Items from a dataset
- Opening Delimiter -

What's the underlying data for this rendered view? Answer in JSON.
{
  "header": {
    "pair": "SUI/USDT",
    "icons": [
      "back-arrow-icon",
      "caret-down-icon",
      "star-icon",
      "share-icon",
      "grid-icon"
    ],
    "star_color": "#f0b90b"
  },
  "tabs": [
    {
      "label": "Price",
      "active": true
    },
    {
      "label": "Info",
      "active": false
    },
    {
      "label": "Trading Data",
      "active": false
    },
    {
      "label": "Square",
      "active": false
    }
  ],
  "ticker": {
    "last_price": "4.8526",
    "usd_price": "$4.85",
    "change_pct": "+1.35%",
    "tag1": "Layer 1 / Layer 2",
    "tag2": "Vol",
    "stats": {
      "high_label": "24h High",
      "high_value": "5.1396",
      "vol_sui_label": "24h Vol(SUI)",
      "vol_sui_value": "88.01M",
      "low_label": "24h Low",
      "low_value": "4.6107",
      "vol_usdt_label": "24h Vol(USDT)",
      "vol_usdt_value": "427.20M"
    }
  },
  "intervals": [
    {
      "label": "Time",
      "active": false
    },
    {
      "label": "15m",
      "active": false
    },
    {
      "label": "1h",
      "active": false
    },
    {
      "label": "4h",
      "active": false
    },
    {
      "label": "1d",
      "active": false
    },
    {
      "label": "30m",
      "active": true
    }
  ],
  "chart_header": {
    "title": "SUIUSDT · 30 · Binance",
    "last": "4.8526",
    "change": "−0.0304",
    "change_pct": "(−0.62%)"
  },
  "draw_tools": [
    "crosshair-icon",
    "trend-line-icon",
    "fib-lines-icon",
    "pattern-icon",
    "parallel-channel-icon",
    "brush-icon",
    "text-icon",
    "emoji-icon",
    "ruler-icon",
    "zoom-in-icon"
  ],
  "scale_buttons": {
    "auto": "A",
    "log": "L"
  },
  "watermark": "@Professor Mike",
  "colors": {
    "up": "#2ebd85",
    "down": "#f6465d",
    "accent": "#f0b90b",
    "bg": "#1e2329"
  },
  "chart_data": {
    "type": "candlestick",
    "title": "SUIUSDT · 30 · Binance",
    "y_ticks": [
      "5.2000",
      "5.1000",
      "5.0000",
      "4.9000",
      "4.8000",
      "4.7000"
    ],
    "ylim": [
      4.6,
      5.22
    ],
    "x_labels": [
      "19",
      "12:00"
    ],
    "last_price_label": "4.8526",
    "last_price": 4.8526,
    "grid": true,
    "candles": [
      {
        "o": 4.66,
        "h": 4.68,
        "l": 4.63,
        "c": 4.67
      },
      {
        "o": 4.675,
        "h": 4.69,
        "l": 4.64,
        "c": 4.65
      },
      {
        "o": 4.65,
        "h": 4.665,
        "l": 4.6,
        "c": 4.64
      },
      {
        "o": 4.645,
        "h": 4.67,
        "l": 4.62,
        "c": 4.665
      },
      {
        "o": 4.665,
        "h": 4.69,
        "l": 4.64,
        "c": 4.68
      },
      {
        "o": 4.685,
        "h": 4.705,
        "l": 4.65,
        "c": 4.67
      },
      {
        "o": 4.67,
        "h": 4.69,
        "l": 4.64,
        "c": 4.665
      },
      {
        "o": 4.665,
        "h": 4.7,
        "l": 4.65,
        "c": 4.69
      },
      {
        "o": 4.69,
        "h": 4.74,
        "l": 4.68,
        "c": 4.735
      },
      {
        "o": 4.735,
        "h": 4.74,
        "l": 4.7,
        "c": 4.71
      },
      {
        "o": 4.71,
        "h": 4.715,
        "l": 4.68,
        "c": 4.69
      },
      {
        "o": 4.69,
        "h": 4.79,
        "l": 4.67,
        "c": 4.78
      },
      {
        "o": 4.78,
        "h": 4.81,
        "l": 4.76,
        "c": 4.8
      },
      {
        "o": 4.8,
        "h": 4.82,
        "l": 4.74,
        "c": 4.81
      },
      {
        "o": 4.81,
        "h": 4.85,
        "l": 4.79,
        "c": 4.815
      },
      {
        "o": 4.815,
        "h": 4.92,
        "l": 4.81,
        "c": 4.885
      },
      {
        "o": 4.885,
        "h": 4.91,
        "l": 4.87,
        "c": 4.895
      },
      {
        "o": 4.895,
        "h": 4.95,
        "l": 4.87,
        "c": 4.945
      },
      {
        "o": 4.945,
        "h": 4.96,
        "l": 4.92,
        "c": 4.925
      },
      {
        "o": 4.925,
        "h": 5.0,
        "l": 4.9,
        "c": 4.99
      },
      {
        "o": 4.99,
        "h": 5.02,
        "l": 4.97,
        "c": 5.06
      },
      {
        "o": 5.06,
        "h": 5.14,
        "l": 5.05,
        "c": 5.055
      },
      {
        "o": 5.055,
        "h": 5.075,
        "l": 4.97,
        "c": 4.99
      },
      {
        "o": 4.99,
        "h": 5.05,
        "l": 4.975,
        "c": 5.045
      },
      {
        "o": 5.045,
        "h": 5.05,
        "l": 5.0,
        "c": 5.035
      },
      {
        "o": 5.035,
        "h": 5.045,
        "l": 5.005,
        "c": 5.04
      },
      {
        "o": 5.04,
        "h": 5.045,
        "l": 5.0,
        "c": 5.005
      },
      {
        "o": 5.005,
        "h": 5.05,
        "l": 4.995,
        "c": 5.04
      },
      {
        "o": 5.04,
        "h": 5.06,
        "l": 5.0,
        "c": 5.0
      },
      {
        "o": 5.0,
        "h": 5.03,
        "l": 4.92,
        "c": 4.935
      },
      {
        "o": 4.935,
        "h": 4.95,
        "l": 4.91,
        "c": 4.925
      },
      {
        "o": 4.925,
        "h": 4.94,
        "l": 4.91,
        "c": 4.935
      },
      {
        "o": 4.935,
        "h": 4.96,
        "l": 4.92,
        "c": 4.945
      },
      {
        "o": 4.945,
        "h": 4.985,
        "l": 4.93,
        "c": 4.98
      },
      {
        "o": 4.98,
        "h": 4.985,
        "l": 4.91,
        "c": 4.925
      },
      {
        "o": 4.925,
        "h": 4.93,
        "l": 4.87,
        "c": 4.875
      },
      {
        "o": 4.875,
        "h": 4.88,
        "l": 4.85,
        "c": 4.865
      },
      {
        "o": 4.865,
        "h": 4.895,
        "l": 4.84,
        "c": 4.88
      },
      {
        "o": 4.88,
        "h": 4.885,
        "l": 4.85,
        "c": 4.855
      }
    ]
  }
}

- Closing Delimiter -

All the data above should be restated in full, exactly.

▸ **Task result**
What's the underlying data for this rendered view? Answer in JSON.
{
  "header": {
    "pair": "SUI/USDT",
    "icons": [
      "back-arrow-icon",
      "caret-down-icon",
      "star-icon",
      "share-icon",
      "grid-icon"
    ],
    "star_color": "#f0b90b"
  },
  "tabs": [
    {
      "label": "Price",
      "active": true
    },
    {
      "label": "Info",
      "active": false
    },
    {
      "label": "Trading Data",
      "active": false
    },
    {
      "label": "Square",
      "active": false
    }
  ],
  "ticker": {
    "last_price": "4.8526",
    "usd_price": "$4.85",
    "change_pct": "+1.35%",
    "tag1": "Layer 1 / Layer 2",
    "tag2": "Vol",
    "stats": {
      "high_label": "24h High",
      "high_value": "5.1396",
      "vol_sui_label": "24h Vol(SUI)",
      "vol_sui_value": "88.01M",
      "low_label": "24h Low",
      "low_value": "4.6107",
      "vol_usdt_label": "24h Vol(USDT)",
      "vol_usdt_value": "427.20M"
    }
  },
  "intervals": [
    {
      "label": "Time",
      "active": false
    },
    {
      "label": "15m",
      "active": false
    },
    {
      "label": "1h",
      "active": false
    },
    {
      "label": "4h",
      "active": false
    },
    {
      "label": "1d",
      "active": false
    },
    {
      "label": "30m",
      "active": true
    }
  ],
  "chart_header": {
    "title": "SUIUSDT · 30 · Binance",
    "last": "4.8526",
    "change": "−0.0304",
    "change_pct": "(−0.62%)"
  },
  "draw_tools": [
    "crosshair-icon",
    "trend-line-icon",
    "fib-lines-icon",
    "pattern-icon",
    "parallel-channel-icon",
    "brush-icon",
    "text-icon",
    "emoji-icon",
    "ruler-icon",
    "zoom-in-icon"
  ],
  "scale_buttons": {
    "auto": "A",
    "log": "L"
  },
  "watermark": "@Professor Mike",
  "colors": {
    "up": "#2ebd85",
    "down": "#f6465d",
    "accent": "#f0b90b",
    "bg": "#1e2329"
  },
  "chart_data": {
    "type": "candlestick",
    "title": "SUIUSDT · 30 · Binance",
    "y_ticks": [
      "5.2000",
      "5.1000",
      "5.0000",
      "4.9000",
      "4.8000",
      "4.7000"
    ],
    "ylim": [
      4.6,
      5.22
    ],
    "x_labels": [
      "19",
      "12:00"
    ],
    "last_price_label": "4.8526",
    "last_price": 4.8526,
    "grid": true,
    "candles": [
      {
        "o": 4.66,
        "h": 4.68,
        "l": 4.63,
        "c": 4.67
      },
      {
        "o": 4.675,
        "h": 4.69,
        "l": 4.64,
        "c": 4.65
      },
      {
        "o": 4.65,
        "h": 4.665,
        "l": 4.6,
        "c": 4.64
      },
      {
        "o": 4.645,
        "h": 4.67,
        "l": 4.62,
        "c": 4.665
      },
      {
        "o": 4.665,
        "h": 4.69,
        "l": 4.64,
        "c": 4.68
      },
      {
        "o": 4.685,
        "h": 4.705,
        "l": 4.65,
        "c": 4.67
      },
      {
        "o": 4.67,
        "h": 4.69,
        "l": 4.64,
        "c": 4.665
      },
      {
        "o": 4.665,
        "h": 4.7,
        "l": 4.65,
        "c": 4.69
      },
      {
        "o": 4.69,
        "h": 4.74,
        "l": 4.68,
        "c": 4.735
      },
      {
        "o": 4.735,
        "h": 4.74,
        "l": 4.7,
        "c": 4.71
      },
      {
        "o": 4.71,
        "h": 4.715,
        "l": 4.68,
        "c": 4.69
      },
      {
        "o": 4.69,
        "h": 4.79,
        "l": 4.67,
        "c": 4.78
      },
      {
        "o": 4.78,
        "h": 4.81,
        "l": 4.76,
        "c": 4.8
      },
      {
        "o": 4.8,
        "h": 4.82,
        "l": 4.74,
        "c": 4.81
      },
      {
        "o": 4.81,
        "h": 4.85,
        "l": 4.79,
        "c": 4.815
      },
      {
        "o": 4.815,
        "h": 4.92,
        "l": 4.81,
        "c": 4.885
      },
      {
        "o": 4.885,
        "h": 4.91,
        "l": 4.87,
        "c": 4.895
      },
      {
        "o": 4.895,
        "h": 4.95,
        "l": 4.87,
        "c": 4.945
      },
      {
        "o": 4.945,
        "h": 4.96,
        "l": 4.92,
        "c": 4.925
      },
      {
        "o": 4.925,
        "h": 5.0,
        "l": 4.9,
        "c": 4.99
      },
      {
        "o": 4.99,
        "h": 5.02,
        "l": 4.97,
        "c": 5.06
      },
      {
        "o": 5.06,
        "h": 5.14,
        "l": 5.05,
        "c": 5.055
      },
      {
        "o": 5.055,
        "h": 5.075,
        "l": 4.97,
        "c": 4.99
      },
      {
        "o": 4.99,
        "h": 5.05,
        "l": 4.975,
        "c": 5.045
      },
      {
        "o": 5.045,
        "h": 5.05,
        "l": 5.0,
        "c": 5.035
      },
      {
        "o": 5.035,
        "h": 5.045,
        "l": 5.005,
        "c": 5.04
      },
      {
        "o": 5.04,
        "h": 5.045,
        "l": 5.0,
        "c": 5.005
      },
      {
        "o": 5.005,
        "h": 5.05,
        "l": 4.995,
        "c": 5.04
      },
      {
        "o": 5.04,
        "h": 5.06,
        "l": 5.0,
        "c": 5.0
      },
      {
        "o": 5.0,
        "h": 5.03,
        "l": 4.92,
        "c": 4.935
      },
      {
        "o": 4.935,
        "h": 4.95,
        "l": 4.91,
        "c": 4.925
      },
      {
        "o": 4.925,
        "h": 4.94,
        "l": 4.91,
        "c": 4.935
      },
      {
        "o": 4.935,
        "h": 4.96,
        "l": 4.92,
        "c": 4.945
      },
      {
        "o": 4.945,
        "h": 4.985,
        "l": 4.93,
        "c": 4.98
      },
      {
        "o": 4.98,
        "h": 4.985,
        "l": 4.91,
        "c": 4.925
      },
      {
        "o": 4.925,
        "h": 4.93,
        "l": 4.87,
        "c": 4.875
      },
      {
        "o": 4.875,
        "h": 4.88,
        "l": 4.85,
        "c": 4.865
      },
      {
        "o": 4.865,
        "h": 4.895,
        "l": 4.84,
        "c": 4.88
      },
      {
        "o": 4.88,
        "h": 4.885,
        "l": 4.85,
        "c": 4.855
      }
    ]
  }
}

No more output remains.